■ EXERCISE DETAILS
Everything in the records should be repeated exactly.

-- EXERCISE INPUT follows --

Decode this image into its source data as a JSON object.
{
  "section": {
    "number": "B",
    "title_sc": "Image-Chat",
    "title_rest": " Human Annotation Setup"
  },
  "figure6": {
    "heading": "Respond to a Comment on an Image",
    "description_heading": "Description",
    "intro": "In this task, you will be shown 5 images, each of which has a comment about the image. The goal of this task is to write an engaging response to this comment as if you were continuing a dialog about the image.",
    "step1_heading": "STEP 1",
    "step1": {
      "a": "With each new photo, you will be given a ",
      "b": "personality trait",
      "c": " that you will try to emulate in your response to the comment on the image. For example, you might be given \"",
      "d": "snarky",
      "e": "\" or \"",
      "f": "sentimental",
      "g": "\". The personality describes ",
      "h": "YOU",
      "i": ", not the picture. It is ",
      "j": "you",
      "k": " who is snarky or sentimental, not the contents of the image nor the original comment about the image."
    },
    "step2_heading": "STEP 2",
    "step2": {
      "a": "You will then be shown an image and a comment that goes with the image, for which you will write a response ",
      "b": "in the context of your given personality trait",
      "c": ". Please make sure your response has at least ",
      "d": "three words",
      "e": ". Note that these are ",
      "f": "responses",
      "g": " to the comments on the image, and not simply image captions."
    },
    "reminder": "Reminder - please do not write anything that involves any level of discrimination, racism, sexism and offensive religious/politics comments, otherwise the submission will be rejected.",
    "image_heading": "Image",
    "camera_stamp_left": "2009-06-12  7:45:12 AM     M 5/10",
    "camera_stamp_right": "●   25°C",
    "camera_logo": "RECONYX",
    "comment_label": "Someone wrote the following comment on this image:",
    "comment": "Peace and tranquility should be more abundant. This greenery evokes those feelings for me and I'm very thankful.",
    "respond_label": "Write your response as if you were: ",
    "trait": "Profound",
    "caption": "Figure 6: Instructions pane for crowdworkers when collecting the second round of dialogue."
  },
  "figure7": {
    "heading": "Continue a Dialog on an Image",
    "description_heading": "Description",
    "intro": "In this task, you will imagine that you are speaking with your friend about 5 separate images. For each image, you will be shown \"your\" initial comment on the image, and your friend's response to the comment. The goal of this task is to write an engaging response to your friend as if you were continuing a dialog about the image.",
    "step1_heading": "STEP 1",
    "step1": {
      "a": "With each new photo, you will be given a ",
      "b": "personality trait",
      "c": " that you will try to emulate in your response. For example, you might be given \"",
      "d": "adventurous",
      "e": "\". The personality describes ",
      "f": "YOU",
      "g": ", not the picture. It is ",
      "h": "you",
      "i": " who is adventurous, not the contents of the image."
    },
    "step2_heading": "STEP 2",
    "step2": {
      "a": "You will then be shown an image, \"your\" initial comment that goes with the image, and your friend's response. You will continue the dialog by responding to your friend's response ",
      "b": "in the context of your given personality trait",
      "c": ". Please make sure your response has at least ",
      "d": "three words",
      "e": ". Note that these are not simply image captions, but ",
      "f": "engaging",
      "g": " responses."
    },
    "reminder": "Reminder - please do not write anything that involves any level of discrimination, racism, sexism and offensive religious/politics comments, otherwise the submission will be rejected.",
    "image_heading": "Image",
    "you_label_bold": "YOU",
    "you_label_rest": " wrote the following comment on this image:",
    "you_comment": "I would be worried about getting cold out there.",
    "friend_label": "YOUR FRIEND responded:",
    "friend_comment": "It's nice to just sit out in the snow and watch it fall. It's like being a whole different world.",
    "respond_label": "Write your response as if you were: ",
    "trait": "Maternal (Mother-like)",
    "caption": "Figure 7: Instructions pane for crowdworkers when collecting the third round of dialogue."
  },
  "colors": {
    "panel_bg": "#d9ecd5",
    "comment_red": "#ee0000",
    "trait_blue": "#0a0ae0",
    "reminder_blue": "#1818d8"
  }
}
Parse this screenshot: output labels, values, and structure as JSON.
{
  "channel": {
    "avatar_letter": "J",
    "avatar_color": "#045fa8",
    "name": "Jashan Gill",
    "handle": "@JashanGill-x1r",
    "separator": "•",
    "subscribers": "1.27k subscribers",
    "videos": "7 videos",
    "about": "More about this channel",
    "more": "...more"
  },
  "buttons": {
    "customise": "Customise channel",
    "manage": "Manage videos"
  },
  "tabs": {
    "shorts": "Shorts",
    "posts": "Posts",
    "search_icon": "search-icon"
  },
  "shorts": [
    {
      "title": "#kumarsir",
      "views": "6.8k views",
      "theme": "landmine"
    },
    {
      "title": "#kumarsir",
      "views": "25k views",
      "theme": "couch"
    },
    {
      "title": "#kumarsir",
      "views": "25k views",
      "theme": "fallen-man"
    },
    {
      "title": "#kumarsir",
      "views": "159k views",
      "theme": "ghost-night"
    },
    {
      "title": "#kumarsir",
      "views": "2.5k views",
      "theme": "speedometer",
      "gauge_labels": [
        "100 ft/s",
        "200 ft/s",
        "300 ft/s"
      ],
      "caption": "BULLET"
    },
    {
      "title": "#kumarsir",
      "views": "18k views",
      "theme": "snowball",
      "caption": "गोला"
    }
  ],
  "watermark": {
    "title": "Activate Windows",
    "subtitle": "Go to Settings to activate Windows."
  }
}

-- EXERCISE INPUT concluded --

■ SOLUTION TO THIS EXERCISE
Decode this image into its source data as a JSON object.
{
  "section": {
    "number": "B",
    "title_sc": "Image-Chat",
    "title_rest": " Human Annotation Setup"
  },
  "figure6": {
    "heading": "Respond to a Comment on an Image",
    "description_heading": "Description",
    "intro": "In this task, you will be shown 5 images, each of which has a comment about the image. The goal of this task is to write an engaging response to this comment as if you were continuing a dialog about the image.",
    "step1_heading": "STEP 1",
    "step1": {
      "a": "With each new photo, you will be given a ",
      "b": "personality trait",
      "c": " that you will try to emulate in your response to the comment on the image. For example, you might be given \"",
      "d": "snarky",
      "e": "\" or \"",
      "f": "sentimental",
      "g": "\". The personality describes ",
      "h": "YOU",
      "i": ", not the picture. It is ",
      "j": "you",
      "k": " who is snarky or sentimental, not the contents of the image nor the original comment about the image."
    },
    "step2_heading": "STEP 2",
    "step2": {
      "a": "You will then be shown an image and a comment that goes with the image, for which you will write a response ",
      "b": "in the context of your given personality trait",
      "c": ". Please make sure your response has at least ",
      "d": "three words",
      "e": ". Note that these are ",
      "f": "responses",
      "g": " to the comments on the image, and not simply image captions."
    },
    "reminder": "Reminder - please do not write anything that involves any level of discrimination, racism, sexism and offensive religious/politics comments, otherwise the submission will be rejected.",
    "image_heading": "Image",
    "camera_stamp_left": "2009-06-12  7:45:12 AM     M 5/10",
    "camera_stamp_right": "●   25°C",
    "camera_logo": "RECONYX",
    "comment_label": "Someone wrote the following comment on this image:",
    "comment": "Peace and tranquility should be more abundant. This greenery evokes those feelings for me and I'm very thankful.",
    "respond_label": "Write your response as if you were: ",
    "trait": "Profound",
    "caption": "Figure 6: Instructions pane for crowdworkers when collecting the second round of dialogue."
  },
  "figure7": {
    "heading": "Continue a Dialog on an Image",
    "description_heading": "Description",
    "intro": "In this task, you will imagine that you are speaking with your friend about 5 separate images. For each image, you will be shown \"your\" initial comment on the image, and your friend's response to the comment. The goal of this task is to write an engaging response to your friend as if you were continuing a dialog about the image.",
    "step1_heading": "STEP 1",
    "step1": {
      "a": "With each new photo, you will be given a ",
      "b": "personality trait",
      "c": " that you will try to emulate in your response. For example, you might be given \"",
      "d": "adventurous",
      "e": "\". The personality describes ",
      "f": "YOU",
      "g": ", not the picture. It is ",
      "h": "you",
      "i": " who is adventurous, not the contents of the image."
    },
    "step2_heading": "STEP 2",
    "step2": {
      "a": "You will then be shown an image, \"your\" initial comment that goes with the image, and your friend's response. You will continue the dialog by responding to your friend's response ",
      "b": "in the context of your given personality trait",
      "c": ". Please make sure your response has at least ",
      "d": "three words",
      "e": ". Note that these are not simply image captions, but ",
      "f": "engaging",
      "g": " responses."
    },
    "reminder": "Reminder - please do not write anything that involves any level of discrimination, racism, sexism and offensive religious/politics comments, otherwise the submission will be rejected.",
    "image_heading": "Image",
    "you_label_bold": "YOU",
    "you_label_rest": " wrote the following comment on this image:",
    "you_comment": "I would be worried about getting cold out there.",
    "friend_label": "YOUR FRIEND responded:",
    "friend_comment": "It's nice to just sit out in the snow and watch it fall. It's like being a whole different world.",
    "respond_label": "Write your response as if you were: ",
    "trait": "Maternal (Mother-like)",
    "caption": "Figure 7: Instructions pane for crowdworkers when collecting the third round of dialogue."
  },
  "colors": {
    "panel_bg": "#d9ecd5",
    "comment_red": "#ee0000",
    "trait_blue": "#0a0ae0",
    "reminder_blue": "#1818d8"
  }
}
Parse this screenshot: output labels, values, and structure as JSON.
{
  "channel": {
    "avatar_letter": "J",
    "avatar_color": "#045fa8",
    "name": "Jashan Gill",
    "handle": "@JashanGill-x1r",
    "separator": "•",
    "subscribers": "1.27k subscribers",
    "videos": "7 videos",
    "about": "More about this channel",
    "more": "...more"
  },
  "buttons": {
    "customise": "Customise channel",
    "manage": "Manage videos"
  },
  "tabs": {
    "shorts": "Shorts",
    "posts": "Posts",
    "search_icon": "search-icon"
  },
  "shorts": [
    {
      "title": "#kumarsir",
      "views": "6.8k views",
      "theme": "landmine"
    },
    {
      "title": "#kumarsir",
      "views": "25k views",
      "theme": "couch"
    },
    {
      "title": "#kumarsir",
      "views": "25k views",
      "theme": "fallen-man"
    },
    {
      "title": "#kumarsir",
      "views": "159k views",
      "theme": "ghost-night"
    },
    {
      "title": "#kumarsir",
      "views": "2.5k views",
      "theme": "speedometer",
      "gauge_labels": [
        "100 ft/s",
        "200 ft/s",
        "300 ft/s"
      ],
      "caption": "BULLET"
    },
    {
      "title": "#kumarsir",
      "views": "18k views",
      "theme": "snowball",
      "caption": "गोला"
    }
  ],
  "watermark": {
    "title": "Activate Windows",
    "subtitle": "Go to Settings to activate Windows."
  }
}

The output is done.